Recipe: pumpkin peanut butter dog treats
Dogs have such great attitudes. They’re always happy, always hopeful, always up for anything. Maybe not ALL dogs, but most dogs – especially the ones I meet on the trail or at the beach or basically anyplace outside. We have one of those happy, hopeful pups. I swear she makes every day that much better with her wagging tail, sweet disposition, and general goofiness.
rejoicing in the snow (just like her people)
People often ask what we feed Kaweah, because she has a shiny, healthy coat. Iams. We used to feed her regular Iams, but now she’s on Iams for “mature” dogs. However, her dog food doesn’t make her coat shiny. Genetics makes her coat shiny. Kaweah comes from good stock and we see that more and more as she ages. She’s been a healthy dog for her 13+ years. It helps that she’s got great muscle tone and isn’t overweight. Of course, given her druthers, Kaweah would eat 24/7. The act of eating a treat (or anything for that matter) is probably Kaweah’s favorite activity. So we try to maximize the joy by giving her little treats. She’s not smart enough to realize that five little treats are less than five giant treats.
ready for a treat after an icy, cold swim
Store-bought dog treats are not inexpensive, so I started making treats for Kaweah at home. The good news is that they are way cheaper than store-bought treats and really easy to make. The better news is that she loves loves loves these treats.
whole wheat flour, eggs, pumpkin purée, peanut butter
mix it all together
I got this recipe from my friend, Anita. When I saw her last fall, she gave me a little bag of homemade dog treats to give to Kaweah. As any self-respecting Labrador Retriever would, Kaweah gobbled them down with gusto. I mean, more so than usual. I had made dog treats in the past, but the dough was a pain to handle and I didn’t really like the recipe. Anita’s recipe is healthier and includes pumpkin, which is good for pups.
it mixes into a leathery dough
form a ball
This dough is far more forgiving and easy to work with. It comes together in no time with a stand mixer and it wasn’t too sticky. Now, I’m always doing something in the kitchen and Kaweah’s level of interest varies from complete obliviousness (when I make people cookies) to rapt attention (when I’m working with raw meat). Maybe it was the peanut butter, but she was on me like static cling from the moment I started making these treats.
roll out the dough
pick a cutter
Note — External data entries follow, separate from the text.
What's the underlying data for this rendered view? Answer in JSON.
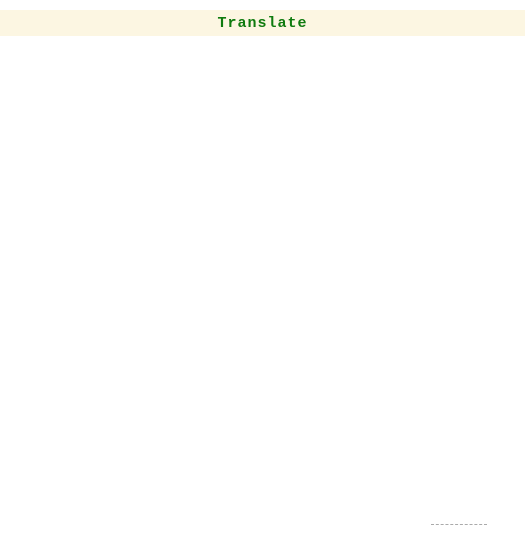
{
  "header": {
    "title": "Translate"
  }
}
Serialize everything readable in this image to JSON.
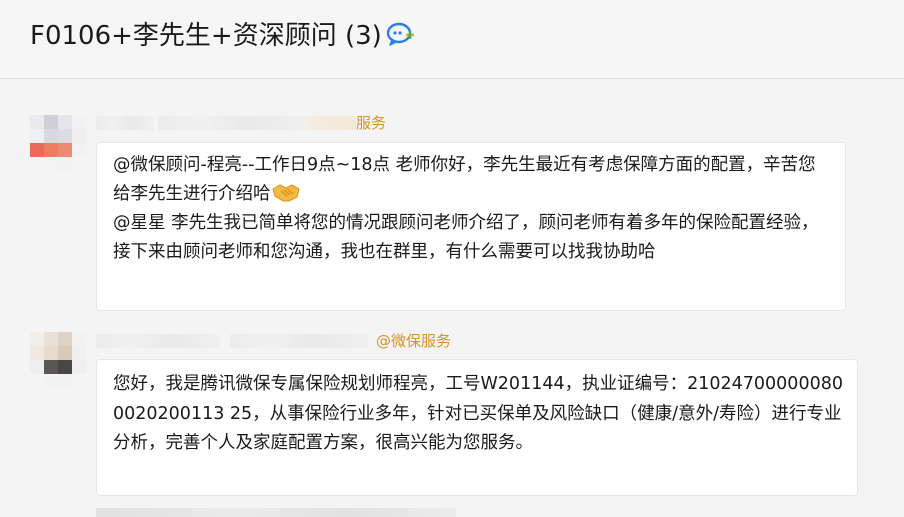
{
  "chat": {
    "title": "F0106+李先生+资深顾问 (3)",
    "title_icon": "group-chat-icon"
  },
  "messages": [
    {
      "sender_tag": "服务",
      "paragraphs": [
        "@微保顾问-程亮--工作日9点~18点 老师你好，李先生最近有考虑保障方面的配置，辛苦您给李先生进行介绍哈",
        "@星星 李先生我已简单将您的情况跟顾问老师介绍了，顾问老师有着多年的保险配置经验，接下来由顾问老师和您沟通，我也在群里，有什么需要可以找我协助哈"
      ],
      "emoji": "handshake-emoji"
    },
    {
      "sender_tag": "@微保服务",
      "paragraphs": [
        "您好，我是腾讯微保专属保险规划师程亮，工号W201144，执业证编号：210247000000800020200113 25，从事保险行业多年，针对已买保单及风险缺口（健康/意外/寿险）进行专业分析，完善个人及家庭配置方案，很高兴能为您服务。"
      ]
    }
  ],
  "colors": {
    "tag": "#d8922a",
    "bubble_bg": "#ffffff",
    "page_bg": "#f4f4f4"
  }
}
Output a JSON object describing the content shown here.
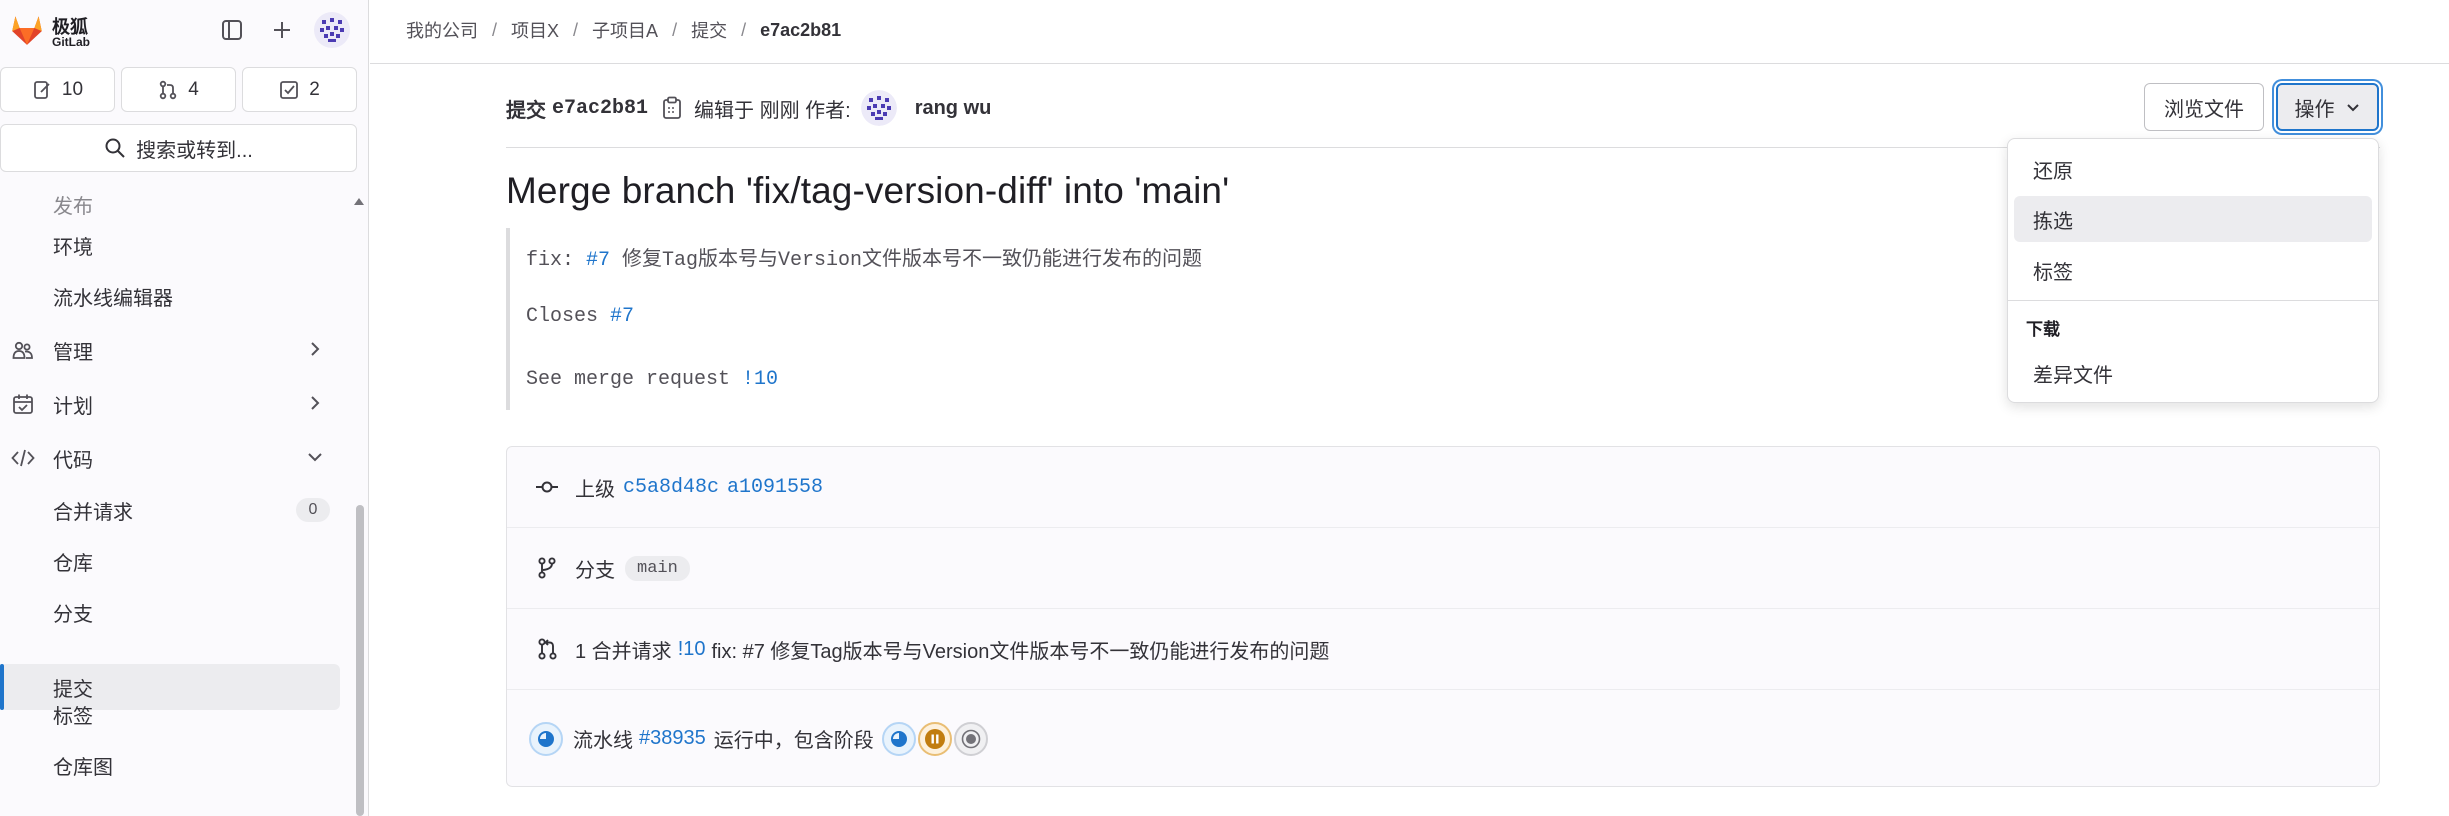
{
  "brand": {
    "name": "极狐",
    "sub": "GitLab"
  },
  "counters": {
    "issues": "10",
    "merge_requests": "4",
    "todos": "2"
  },
  "search": {
    "label": "搜索或转到..."
  },
  "nav": {
    "deploy_partial": "发布",
    "environments": "环境",
    "pipeline_editor": "流水线编辑器",
    "manage": "管理",
    "plan": "计划",
    "code": "代码",
    "code_items": [
      {
        "label": "合并请求",
        "badge": "0"
      },
      {
        "label": "仓库"
      },
      {
        "label": "分支"
      },
      {
        "label": "提交"
      },
      {
        "label": "标签"
      },
      {
        "label": "仓库图"
      }
    ]
  },
  "breadcrumb": [
    "我的公司",
    "项目X",
    "子项目A",
    "提交",
    "e7ac2b81"
  ],
  "commit": {
    "label": "提交",
    "sha": "e7ac2b81",
    "edited_text": "编辑于 刚刚 作者:",
    "author": "rang wu",
    "title": "Merge branch 'fix/tag-version-diff' into 'main'",
    "message": {
      "line1_prefix": "fix: ",
      "line1_ref": "#7",
      "line1_text": " 修复Tag版本号与Version文件版本号不一致仍能进行发布的问题",
      "line2_prefix": "Closes ",
      "line2_ref": "#7",
      "line3_prefix": "See merge request ",
      "line3_ref": "!10"
    }
  },
  "buttons": {
    "browse_files": "浏览文件",
    "operations": "操作"
  },
  "dropdown": {
    "items": [
      "还原",
      "拣选",
      "标签"
    ],
    "group_header": "下载",
    "download_items": [
      "差异文件"
    ]
  },
  "info": {
    "parent_label": "上级",
    "parents": [
      "c5a8d48c",
      "a1091558"
    ],
    "branch_label": "分支",
    "branch": "main",
    "mr_prefix": "1 合并请求",
    "mr_ref": "!10",
    "mr_title": "fix: #7 修复Tag版本号与Version文件版本号不一致仍能进行发布的问题",
    "pipeline_label": "流水线",
    "pipeline_ref": "#38935",
    "pipeline_status": "运行中，包含阶段"
  },
  "colors": {
    "link": "#1f75cb",
    "active_bar": "#1f75cb",
    "stage_running": "#1f75cb",
    "stage_paused": "#c17d10",
    "stage_pending": "#737278"
  }
}
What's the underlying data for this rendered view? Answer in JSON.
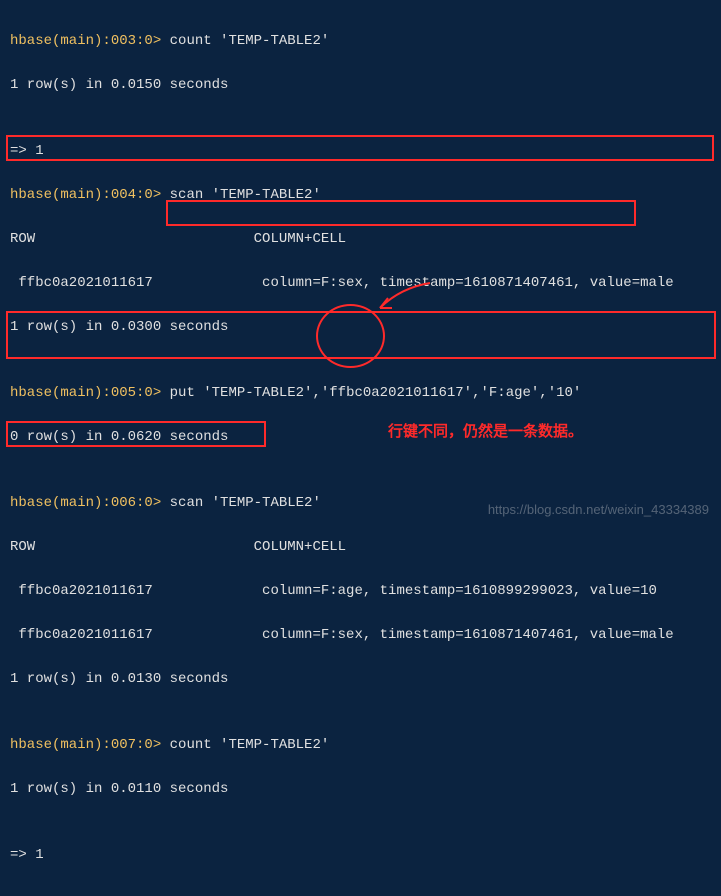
{
  "lines": {
    "l1_prompt": "hbase(main):003:0>",
    "l1_cmd": " count 'TEMP-TABLE2'",
    "l2": "1 row(s) in 0.0150 seconds",
    "blank": "",
    "l3": "=> 1",
    "l4_prompt": "hbase(main):004:0>",
    "l4_cmd": " scan 'TEMP-TABLE2'",
    "l5": "ROW                          COLUMN+CELL",
    "l6": " ffbc0a2021011617             column=F:sex, timestamp=1610871407461, value=male",
    "l7": "1 row(s) in 0.0300 seconds",
    "l8_prompt": "hbase(main):005:0>",
    "l8_cmd": " put 'TEMP-TABLE2','ffbc0a2021011617','F:age','10'",
    "l9": "0 row(s) in 0.0620 seconds",
    "l10_prompt": "hbase(main):006:0>",
    "l10_cmd": " scan 'TEMP-TABLE2'",
    "l11": "ROW                          COLUMN+CELL",
    "l12": " ffbc0a2021011617             column=F:age, timestamp=1610899299023, value=10",
    "l13": " ffbc0a2021011617             column=F:sex, timestamp=1610871407461, value=male",
    "l14": "1 row(s) in 0.0130 seconds",
    "l15_prompt": "hbase(main):007:0>",
    "l15_cmd": " count 'TEMP-TABLE2'",
    "l16": "1 row(s) in 0.0110 seconds",
    "l17": "=> 1"
  },
  "annotation_text": "行键不同，仍然是一条数据。",
  "watermark": "https://blog.csdn.net/weixin_43334389"
}
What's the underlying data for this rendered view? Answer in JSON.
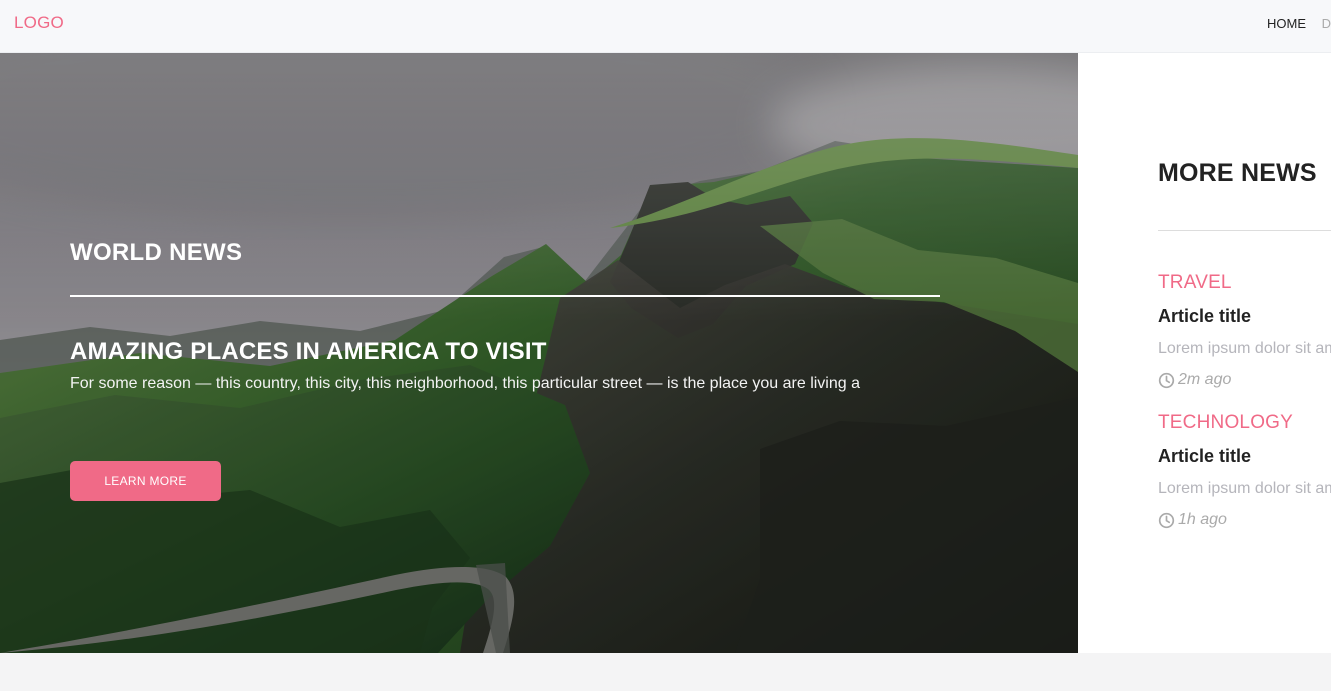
{
  "brand": {
    "logo_text": "LOGO",
    "accent_color": "#f06a87"
  },
  "nav": {
    "items": [
      {
        "label": "HOME"
      },
      {
        "label": "DI"
      }
    ]
  },
  "hero": {
    "category": "WORLD NEWS",
    "title": "AMAZING PLACES IN AMERICA TO VISIT",
    "excerpt": "For some reason — this country, this city, this neighborhood, this particular street — is the place you are living a",
    "button_label": "LEARN MORE",
    "image_alt": "green mountains"
  },
  "sidebar": {
    "title": "MORE NEWS",
    "items": [
      {
        "category": "TRAVEL",
        "title": "Article title",
        "excerpt": "Lorem ipsum dolor sit amet",
        "time": "2m ago",
        "icon": "clock-icon"
      },
      {
        "category": "TECHNOLOGY",
        "title": "Article title",
        "excerpt": "Lorem ipsum dolor sit amet",
        "time": "1h ago",
        "icon": "clock-icon"
      }
    ]
  }
}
I chose a little 1-inch heart-shaped cutter for her biscuits. You can make them as big or as small as you like. Jeremy informed me that I could save some time by cutting straight lines in the dough with a knife. I looked at him, shocked and wounded, “But they TASTE better when they are heart-shaped!” I was kidding, sort of. I wad the scraps together, roll them out, and cut more hearts until there’s no more dough.
cut out the shapes
line them on a baking sheet
The great thing about this dough is that it doesn’t spread when you bake it, so I was able to pack 50+ hearts on my baking sheet. They do puff up, but they won’t go melting into one another. A single batch yielded 100+ adorable, heart-shaped biscuits. Anita bakes her dog treats to a soft and chewy texture. I want mine to be more durable to take on hikes and skis, so I baked mine for 30 minutes so they’d be hard and crunchy.
baked and slightly puffed
to say she’s obsessed with these treats would be an understatement
These are Kaweah’s new favorite treats. For the first few days after I made them, she would walk up to one of us, make eye contact, then point her body in the direction of the pantry closet (where we keep her treats). If we moved in that direction, she would walk in place with anticipation in front of the pantry door. Crazy pup. Crazy, happy pup.
moments before a giant stream of drool dripped from her mouth
Pumpkin Peanut Butter Dog Treats
from my dear friend Anita at Dessert First
2 1/2 cups whole wheat flour
2 large eggs
2/3 cup pumpkin purée, canned or fresh
3 tbsps peanut butter
Preheat the oven to 350°F. Place all ingredients in the mixing bowl of a stand mixer fitted with a paddle attachment. Mix on medium for about a minute or until the dough looks like a bunch of little dough balls. If you pinch a piece and it crumbles, add a little water. If it’s really sticky, it’s too wet and you’ll need to add a little flour. Gather the dough together and form into a ball. Place on a lightly floured work surface and roll it out to about 1/4-inch thickness. You can either use a cookie cutter to cut out cute shapes or use a knife to cut squares or strips. I am pretty sure the dog doesn’t care, but I rather prefer the cute shapes. I gather the scraps together and roll them out again and again until I’ve used up the dough. Place the cookies on a baking sheet. They can be crowded pretty close together since they don’t expand much. Bake 15-20 minutes for softer treats or 30 minutes for hard treats (Kaweah likes crunchy treats, just like her person – me). Let cool completely. Makes 100+ 1-inch heart-shaped dog treats.
Soft treats will last no more than a few days on the counter, perhaps a week in the refrigerator. You can try freezing them for longer storage.